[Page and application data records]
*** Begin section ***
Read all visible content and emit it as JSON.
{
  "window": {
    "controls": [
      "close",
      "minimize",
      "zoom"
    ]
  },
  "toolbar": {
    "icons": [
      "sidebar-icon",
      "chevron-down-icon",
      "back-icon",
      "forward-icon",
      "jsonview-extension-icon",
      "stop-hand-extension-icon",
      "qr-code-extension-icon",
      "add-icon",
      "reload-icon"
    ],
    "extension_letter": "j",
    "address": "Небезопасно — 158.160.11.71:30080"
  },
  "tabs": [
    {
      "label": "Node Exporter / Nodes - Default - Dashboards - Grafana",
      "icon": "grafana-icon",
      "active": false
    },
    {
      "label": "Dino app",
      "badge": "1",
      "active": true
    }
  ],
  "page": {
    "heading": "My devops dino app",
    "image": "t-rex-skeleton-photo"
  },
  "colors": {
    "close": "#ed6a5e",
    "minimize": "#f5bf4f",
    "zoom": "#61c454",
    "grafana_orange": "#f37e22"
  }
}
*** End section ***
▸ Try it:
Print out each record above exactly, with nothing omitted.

▸ Output for this exercise:
Read all visible content and emit it as JSON.
{
  "window": {
    "controls": [
      "close",
      "minimize",
      "zoom"
    ]
  },
  "toolbar": {
    "icons": [
      "sidebar-icon",
      "chevron-down-icon",
      "back-icon",
      "forward-icon",
      "jsonview-extension-icon",
      "stop-hand-extension-icon",
      "qr-code-extension-icon",
      "add-icon",
      "reload-icon"
    ],
    "extension_letter": "j",
    "address": "Небезопасно — 158.160.11.71:30080"
  },
  "tabs": [
    {
      "label": "Node Exporter / Nodes - Default - Dashboards - Grafana",
      "icon": "grafana-icon",
      "active": false
    },
    {
      "label": "Dino app",
      "badge": "1",
      "active": true
    }
  ],
  "page": {
    "heading": "My devops dino app",
    "image": "t-rex-skeleton-photo"
  },
  "colors": {
    "close": "#ed6a5e",
    "minimize": "#f5bf4f",
    "zoom": "#61c454",
    "grafana_orange": "#f37e22"
  }
}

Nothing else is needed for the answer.